The first bay of the Sanctuary on the south side is covered by the Chapter House. This is square going to octagonal but the upper floor and the characteristic pointed roof were entirely reconstructed in c1850 and again after bomb damage in c1950. It is built of rubble stone with corner buttresses, lancet windows, some paired on the upper storey and a bell-cast roof. This last is a post WWII feature as the entire roof structure was removed by the bomb.
The east end has a 3-light window in each aisle and then the projecting three bay Lady Chapel. This has a large 5-light window with Geometric tracery in the east end, the first thing restored by Prichard and dating from c1844. The side walls have three 2-light windows with trefoil heads. C15 type low pitch roof with battlemented parapets and corner pinnacles, although this was actually a Prichard alteration made necessary by his heightening of the Sanctuary.
The final external feature is St. David's Chapel dating from 1953-6 and designed by George Pace. This covers the second and third bays of the north side of the nave (see above) and projects to an unlit apsed end for the altar. The east wall has continuous glazing at high level, descending to low level as well at the altar end. The west wall has full height glazing. All is divided into narrow lights with concrete mullions and occasional transoms.
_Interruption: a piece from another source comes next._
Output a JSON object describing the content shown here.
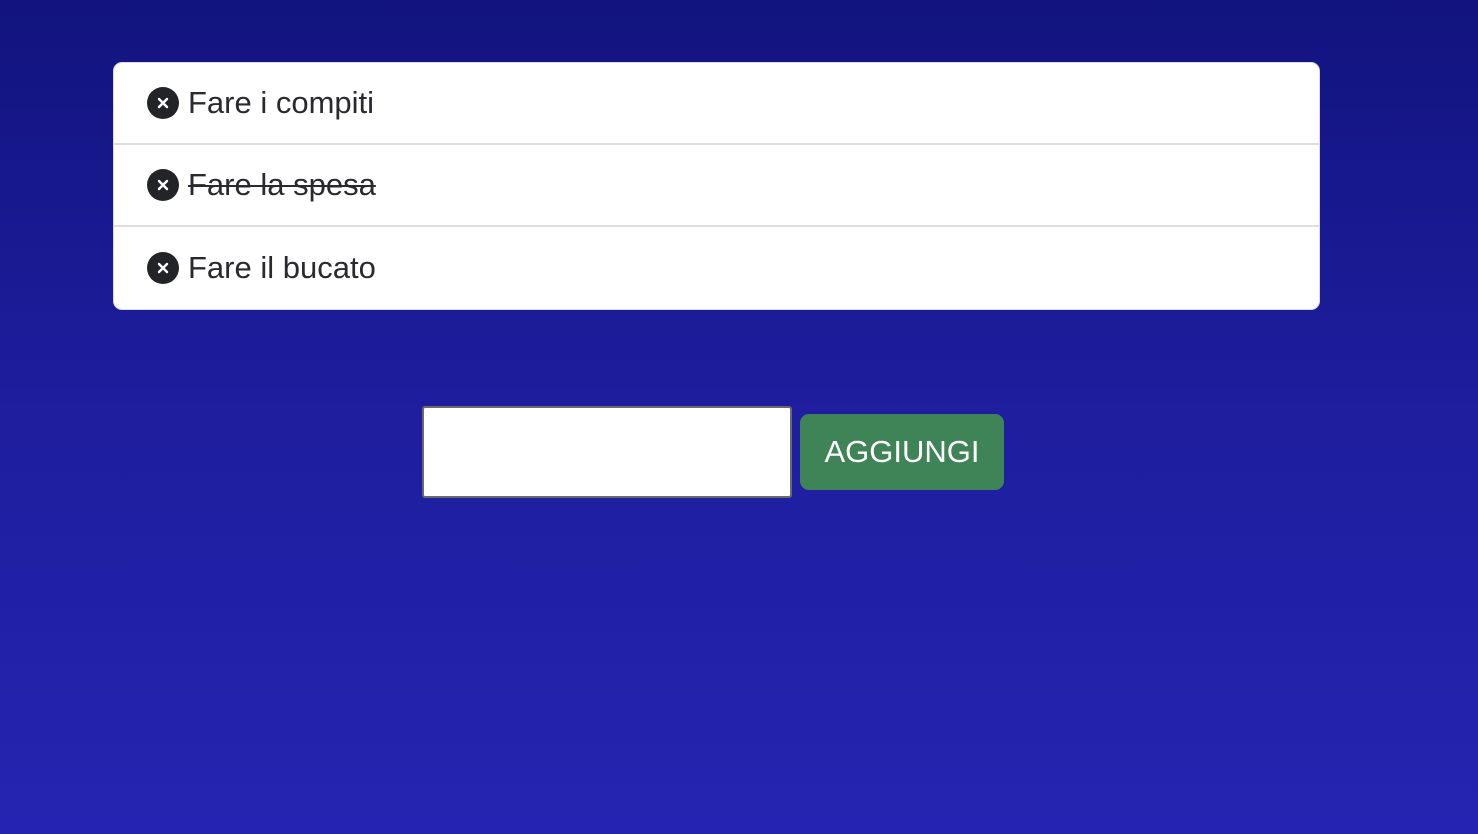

Smoothly faced parapets above rubble walling, hidden roof. The chapel is reached through the Norman north door of the Cathedral and is part of the Processional Way which continues to the Prebendal House (qv).

Reason for Listing
Included and highly graded as one of the four medieval Cathedrals of Wales and also for its particularly dramatic building history and the fine quality of its features.

References
Winkles' Cathedral Churches of England and Wales, Tilt and Bogue, London, 1842, Vol III, pps 137-44 - this has a useful description and illustrations of the Cathedral immediately before the Victorian restoration commenced.
John B Hilling, Llandaff Past and Present, Stewart Williams, 1978, p 37 - this says that the Cathedral fabric was damaged in 1704 and 1720 and the tower fell in 1723.
John Newman, The Buildings of Wales: Glamorgan, Penguin Books, 1995, pps 239-255 - this has the fullest modern account of the Cathedral.
The Llandaff Society, Llandaff (The Archive Photographs Series), Tempus Publishing, 1996, pps 77-92 and passim. - this has an extremely useful set of prints and photographs of the Cathedral at different stages of its history.
Dr. Chrystal Davies, A Walk around Llandaff Cathedral, R H Smith & Associates, 1999 - this has a very complete inventory of the fittings and furnishings in the Cathedral together with their date and provenance.
John Speed, Theatre of the Empire of Great Britaine, London, 1610, plan of Llandaff on County Map of Glamorgan.

This text is a legacy record and has not been updated since the building was originally listed. Details of the building may have changed in the intervening time. You should not rely on this listing as an accurate description of the building.

Notes:
Sited below and to the north of the plateau which carries the village but forming a striking object from every direction as the most prominent building in north-west Cardiff.

Source: Cadw

Listed building text is © Crown Copyright. Reproduced under licence.